This tweet is a good reminder…
Scientists acted more like politicians over the lab-leak theory and even threatened violence for dissent and exposing their financial conflicts of interest, but the science is totally settled on climate change. pic.twitter.com/B6d88OPpy9
— Razor (@hale_razor) June 3, 2021
…that scientists are human too.
And if you argue that somehow the scientific method is “self-healing,” thus impervious to a systemic level of corruption, you are creating a new priestly class, ignoring the impact of outside influences, and ignoring the obvious lessons of the evidence otherwise.
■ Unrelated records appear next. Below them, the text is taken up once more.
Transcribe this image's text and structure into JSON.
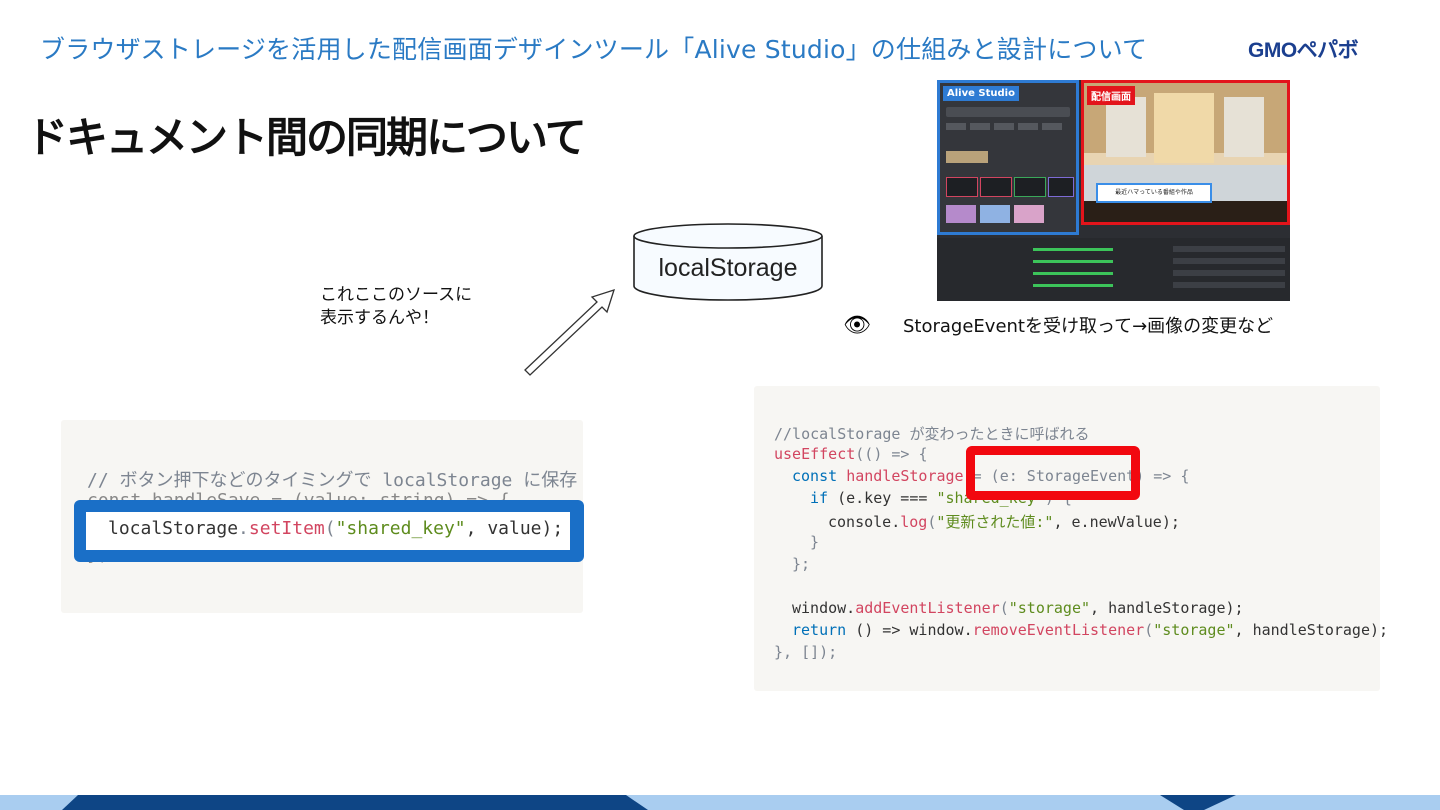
{
  "header": {
    "title": "ブラウザストレージを活用した配信画面デザインツール「Alive Studio」の仕組みと設計について",
    "brand": "GMOペパボ"
  },
  "section_heading": "ドキュメント間の同期について",
  "storage": {
    "label": "localStorage"
  },
  "speech": {
    "line1": "これここのソースに",
    "line2": "表示するんや！"
  },
  "screenshot": {
    "left_badge": "Alive Studio",
    "right_badge": "配信画面",
    "caption": "最近ハマっている番組や作品"
  },
  "note": "StorageEventを受け取って→画像の変更など",
  "code_left": {
    "comment": "// ボタン押下などのタイミングで localStorage に保存",
    "line2": "const handleSave = (value: string) => {",
    "call_obj": "localStorage",
    "call_dot": ".",
    "call_fn": "setItem",
    "call_open": "(",
    "call_arg1": "\"shared_key\"",
    "call_rest": ", value);",
    "line4": "};"
  },
  "code_right": {
    "l1": "//localStorage が変わったときに呼ばれる",
    "l2_fn": "useEffect",
    "l2_rest": "(() => {",
    "l3_kw": "const",
    "l3_fn": "handleStorage",
    "l3_mid": " = (e: StorageEvent) => {",
    "l4_kw": "if",
    "l4_mid": " (e.key === ",
    "l4_str": "\"shared_key\"",
    "l4_end": ") {",
    "l5_obj": "console.",
    "l5_fn": "log",
    "l5_open": "(",
    "l5_str": "\"更新された値:\"",
    "l5_end": ", e.newValue);",
    "l6": "}",
    "l7": "};",
    "l9_obj": "window.",
    "l9_fn": "addEventListener",
    "l9_open": "(",
    "l9_str": "\"storage\"",
    "l9_end": ", handleStorage);",
    "l10_kw": "return",
    "l10_mid": " () => window.",
    "l10_fn": "removeEventListener",
    "l10_open": "(",
    "l10_str": "\"storage\"",
    "l10_end": ", handleStorage);",
    "l11": "}, []);"
  },
  "colors": {
    "title_blue": "#2a7ac4",
    "highlight_blue": "#1a6fc7",
    "highlight_red": "#f2080f",
    "footer_dark": "#0e4585",
    "footer_light": "#a9cdf0"
  }
}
“Science” (or the scientific method) itself may be “pure,” but its practitioners are not. “Christianity,” I would argue, itself is “pure.” But, how long did it take for children abused by priests (its practitioners) to get some modicum of justice? Did Christianity’s purity result in self-healing, or was protecting those evildoers institutionalized? Would anything significant have happened if outside forces hadn’t pushed the Catholic Church, ultimately in court?
You cannot tell me that a system whose practitioners often deny God is somehow more immune to humankind’s evil than one that supposedly was based on listening to a loving, Absolute Moral Authority.
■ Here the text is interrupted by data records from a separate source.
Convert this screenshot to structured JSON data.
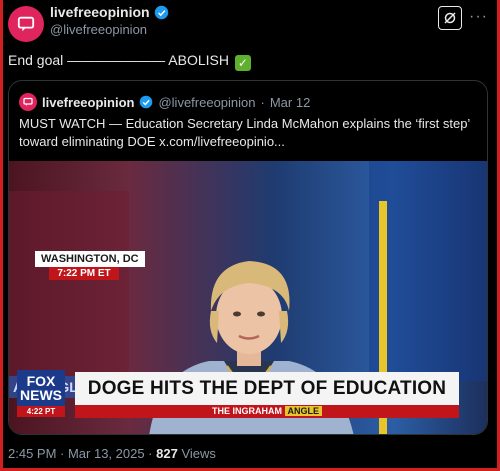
{
  "header": {
    "display_name": "livefreeopinion",
    "handle": "@livefreeopinion"
  },
  "post": {
    "text": "End goal ——————— ABOLISH",
    "emoji": "✅"
  },
  "quote": {
    "display_name": "livefreeopinion",
    "handle": "@livefreeopinion",
    "separator": "·",
    "date": "Mar 12",
    "text": "MUST WATCH — Education Secretary Linda McMahon explains the ‘first step’ toward eliminating DOE  x.com/livefreeopinio..."
  },
  "video": {
    "location": "WASHINGTON, DC",
    "location_time": "7:22 PM ET",
    "side_label": "AM ANGLE",
    "network_logo": "FOX NEWS",
    "network_time": "4:22 PT",
    "headline": "DOGE HITS THE DEPT OF EDUCATION",
    "show_prefix": "THE INGRAHAM",
    "show_suffix": "ANGLE"
  },
  "footer": {
    "timestamp": "2:45 PM · Mar 13, 2025 ·",
    "views_count": "827",
    "views_label": "Views"
  },
  "colors": {
    "background": "#000000",
    "frame_border": "#d21f1f",
    "verified": "#1d9bf0",
    "avatar": "#e0245e",
    "fox_red": "#c0161b",
    "fox_blue": "#1b3a8a"
  },
  "icons": [
    "chat-bubble-icon",
    "verified-badge-icon",
    "grok-icon",
    "more-icon",
    "checkmark-emoji"
  ]
}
Especially when current “science” appears to embrace one of the most effective corrupting forces ever created by mankind:
Leighton Akira Woodhouse’s article, which I just found, is more eloquent and comprehensive than mine:
A small excerpt:
“I believe in science” has come to mean, “I do not question expert authority,” which is as antithetical to the scientific spirit as you can get. The more gravely the line is intoned, the more Orwellian it becomes.
Okay, now a longer one… 🙂
The scientific establishment, like the political establishment, is a human institution. It’s not an impartial supercomputer, or a transcendent consciousness. It’s a bunch of people subject to the same incentives and disincentives the rest of us are subject to: economic self-interest, careerism, pride and vanity, the thirst for power, fame and influence, embarrassment at admitting mistakes, intellectual laziness, inertia, and ad-hoc ethical rationalization, as well as altruism, moral purpose, and heroic inspiration. Scientific experts deserve the respect due to them by dint of their education and experience, and they deserve the skepticism due to them by dint of their existence as imperfect actors functioning in complicated and deeply flawed human networks and organizations. If you “believe in science,” you don’t bow to their authority.